### DESCRIPTION OF THE TASK:
Leave out the pictures and restate every entry word for word.

== DATA UNDER STUDY ==

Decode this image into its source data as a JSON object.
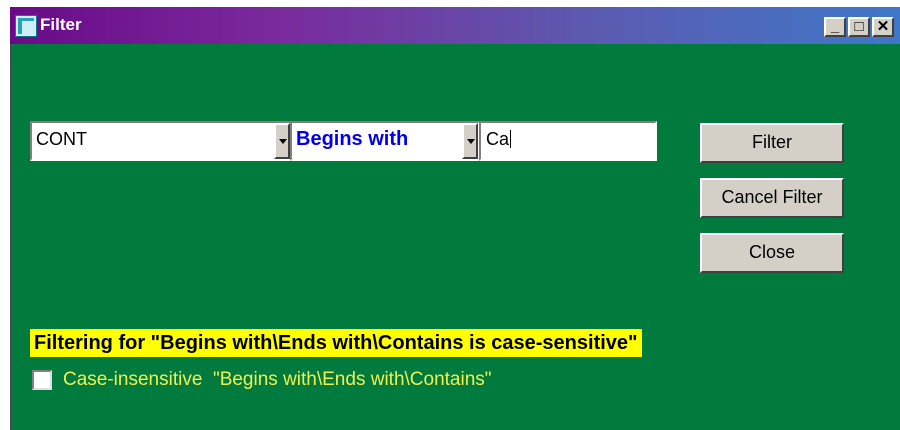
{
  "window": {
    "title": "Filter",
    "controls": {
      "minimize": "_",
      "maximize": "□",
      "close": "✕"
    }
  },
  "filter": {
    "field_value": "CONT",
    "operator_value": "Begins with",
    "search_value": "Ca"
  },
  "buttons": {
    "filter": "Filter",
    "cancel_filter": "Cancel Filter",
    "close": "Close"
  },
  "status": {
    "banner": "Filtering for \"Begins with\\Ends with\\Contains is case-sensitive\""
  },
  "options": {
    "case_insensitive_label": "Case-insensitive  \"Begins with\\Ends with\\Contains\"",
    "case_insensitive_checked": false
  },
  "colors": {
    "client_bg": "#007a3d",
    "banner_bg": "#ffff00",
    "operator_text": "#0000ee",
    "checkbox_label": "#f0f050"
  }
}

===

### ANSWER:
Decode this image into its source data as a JSON object.
{
  "window": {
    "title": "Filter",
    "controls": {
      "minimize": "_",
      "maximize": "□",
      "close": "✕"
    }
  },
  "filter": {
    "field_value": "CONT",
    "operator_value": "Begins with",
    "search_value": "Ca"
  },
  "buttons": {
    "filter": "Filter",
    "cancel_filter": "Cancel Filter",
    "close": "Close"
  },
  "status": {
    "banner": "Filtering for \"Begins with\\Ends with\\Contains is case-sensitive\""
  },
  "options": {
    "case_insensitive_label": "Case-insensitive  \"Begins with\\Ends with\\Contains\"",
    "case_insensitive_checked": false
  },
  "colors": {
    "client_bg": "#007a3d",
    "banner_bg": "#ffff00",
    "operator_text": "#0000ee",
    "checkbox_label": "#f0f050"
  }
}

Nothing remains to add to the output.